The key is to use ingredients. I use pizza flour high protein flour that is imported from Italy. I use King Arthur flour for everything else, and I have used that also for pizza, and it’s fine, but I think using premium Italian pizza flour takes it up a notch. I get Caputo Double Zero 00 Flour from amazon in the 2.2 pound size because it saves me from weighing ingredients. I also use bottled alkaline water, not sure if that is needed, but I think my dough is better than any pizza place around. If you can find Polly-O cheese by Kraft foods, that is the perfect cheese. Unfortunately for me, they stopped selling that locally when the pandemic started, so I found a local dairy at a farmers market to source the perfect cheese. That’s important, according to New York chefs in the know. I can tell you that when I worked in that Stromboli joint, we grated the cheese fresh every morning, and it tasted so good shredded I could eat just that. So source good cheese, use alkaline water and buy premium high-protein flour, and you can master pizza making at home.
I know this is a none normal cooking method, but this is how I do it to get the water at the right temperature. You can’t boil the water, and you can’t use room-temperature water. So heat your pan until it sizzles with a drip of water. Then turn it off. I take the saucepan over to the mixer and add the water to the pan for a few seconds, which heats the water and helps the yeast activate.
Then I add the yeast and give it a mix with a form. You can whisk it up, I never use a whisk we did use a very large whisk at the pizza joint just to help the yeast activate.
In this picture, the dough is not smooth. I would let it go another minute, so it’s smooth and blended together perfectly.

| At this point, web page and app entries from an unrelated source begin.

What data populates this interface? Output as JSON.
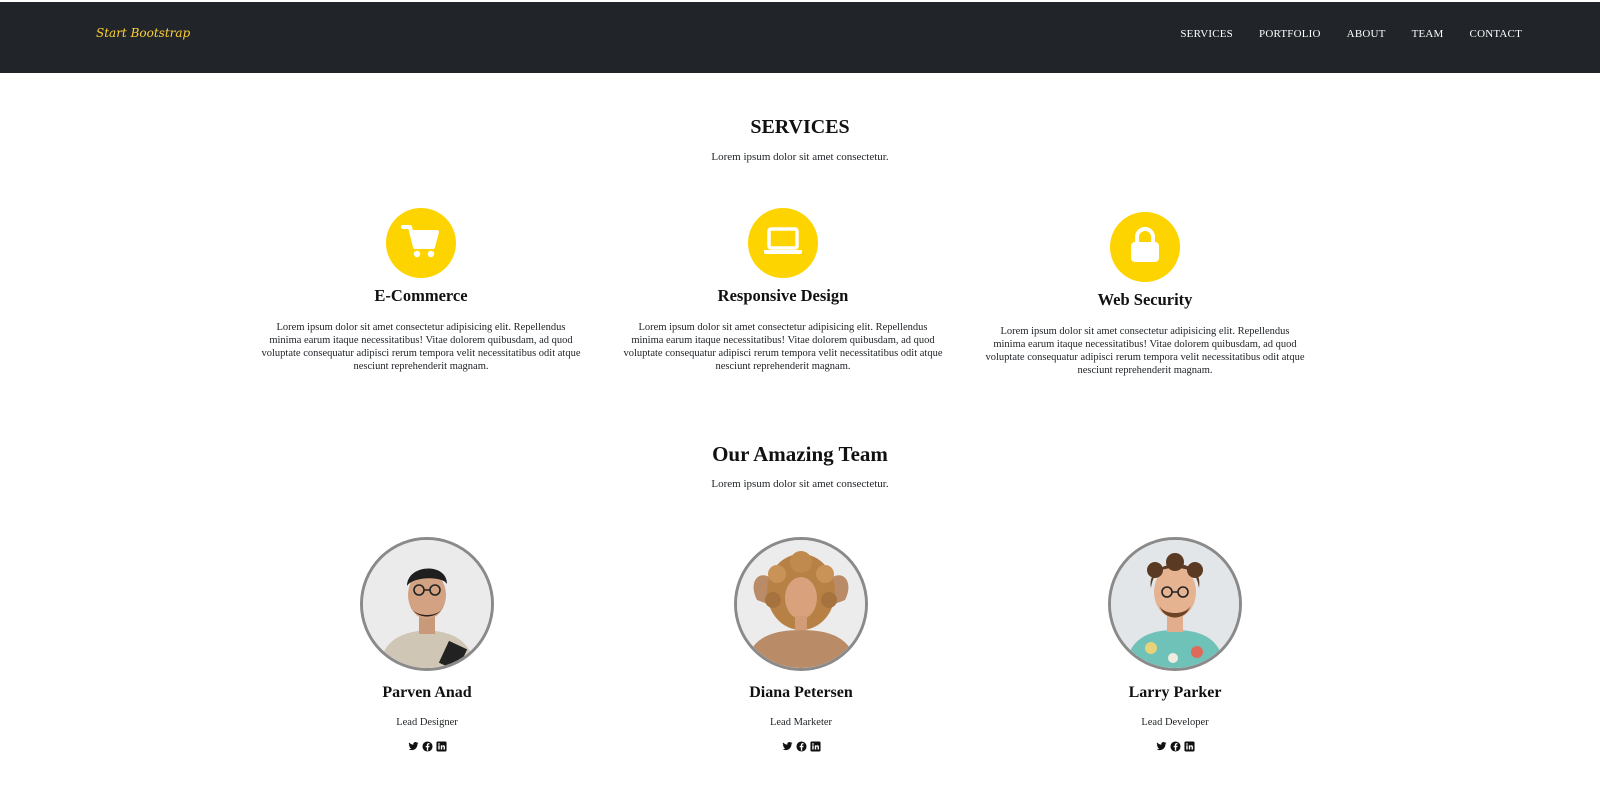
{
  "navbar": {
    "brand": "Start Bootstrap",
    "links": [
      "SERVICES",
      "PORTFOLIO",
      "ABOUT",
      "TEAM",
      "CONTACT"
    ]
  },
  "services": {
    "title": "SERVICES",
    "subtitle": "Lorem ipsum dolor sit amet consectetur.",
    "items": [
      {
        "icon": "shopping-cart-icon",
        "title": "E-Commerce",
        "text": "Lorem ipsum dolor sit amet consectetur adipisicing elit. Repellendus minima earum itaque necessitatibus! Vitae dolorem quibusdam, ad quod voluptate consequatur adipisci rerum tempora velit necessitatibus odit atque nesciunt reprehenderit magnam."
      },
      {
        "icon": "laptop-icon",
        "title": "Responsive Design",
        "text": "Lorem ipsum dolor sit amet consectetur adipisicing elit. Repellendus minima earum itaque necessitatibus! Vitae dolorem quibusdam, ad quod voluptate consequatur adipisci rerum tempora velit necessitatibus odit atque nesciunt reprehenderit magnam."
      },
      {
        "icon": "lock-icon",
        "title": "Web Security",
        "text": "Lorem ipsum dolor sit amet consectetur adipisicing elit. Repellendus minima earum itaque necessitatibus! Vitae dolorem quibusdam, ad quod voluptate consequatur adipisci rerum tempora velit necessitatibus odit atque nesciunt reprehenderit magnam."
      }
    ]
  },
  "team": {
    "title": "Our Amazing Team",
    "subtitle": "Lorem ipsum dolor sit amet consectetur.",
    "members": [
      {
        "name": "Parven Anad",
        "role": "Lead Designer"
      },
      {
        "name": "Diana Petersen",
        "role": "Lead Marketer"
      },
      {
        "name": "Larry Parker",
        "role": "Lead Developer"
      }
    ],
    "social_icons": [
      "twitter-icon",
      "facebook-icon",
      "linkedin-icon"
    ]
  },
  "colors": {
    "navbar_bg": "#212529",
    "accent": "#fed400",
    "brand": "#fed136"
  }
}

One of the best things about this recipe is that it makes slightly smaller dough balls, so if you make your pizza thin enough, it will still fit on the pizza stone. My pizza stone is 14 x 14 I like to have a little space on the sizes. You’ll see in the actual pizza recipe that I like to get the pizza as thin as possible. What I do is divide the dough a few times. Split the dough in half, then in quarters, and then split the quarters. I’m avoiding using a scale. It feels like every time I pull out the scale, the battery is dead so I devised this method to avoid wasting time with a scale.
I find that for the homemade dough, the best thing to do is use sandwich zip-lock bags. This keeps it fresh and does require olive oil, so it doesn’t stick.
Never lead the dough out on the counter. I know many recipes call for the dough to rise on the counter for four hours, but this would not be New York-style dough if you didn’t do a slow rise in the refrigerator.
NY Pizza Dough
Perfect New York Pizza Dough is going to have a nice chewy texture and be crispy enough to fold in half after it’s baked.
- Prep Time: 15 Minutes
- Cook Time: 24 Hours
- Total Time: 24 hours 15 minutes
- Yield: 8 Servings 1x
- Category: Pizza
- Method: Bake
- Cuisine: Italian
- 2 cups Alkalyn Water
- 3/4 Teaspoon Dry Yeast
- 2 pounds Double Zero 00 Flour
- 1 Tablespoon Salt
- 1/4 cup Virgin Olive Oil
- Water should be warm, not room temperature, and not boiling. So I head a saucepan on high, and when it’s hot, I pour in the water to heat for a few seconds and then put it into the mixer.
- Add Yeast and mix it into the water.
- Let the yeast ferment for 5 minutes.
- Add half of the flour and salt.
- Mix on low setting until the powder is all gone.
- Add the rest of the flour and virgin olive oil and continue mixing until the dough forms a ball and has a nice smooth texture. (About 5 Minutes)
- Divide in half and then divide the half in half and again until you have 8 balls of dough.
- Form into balls and rub olive oil around the outside of the balls.
- Place each ball in a sandwich zip lock and refrigerate overnight.
Always let the dough rise overnight in the refrigerator do not leave it out on the counter to speed up the process. 4 Hour rise is not NY dough!
If you cook your pizza on a pizza stone that is preheated and made thin enough, it should be perfect in 8 minutes at 500 degrees. This recipe is slightly smaller dough sizes because home ovens are small, and you want it thin enough and still able to fit on a pizza stone.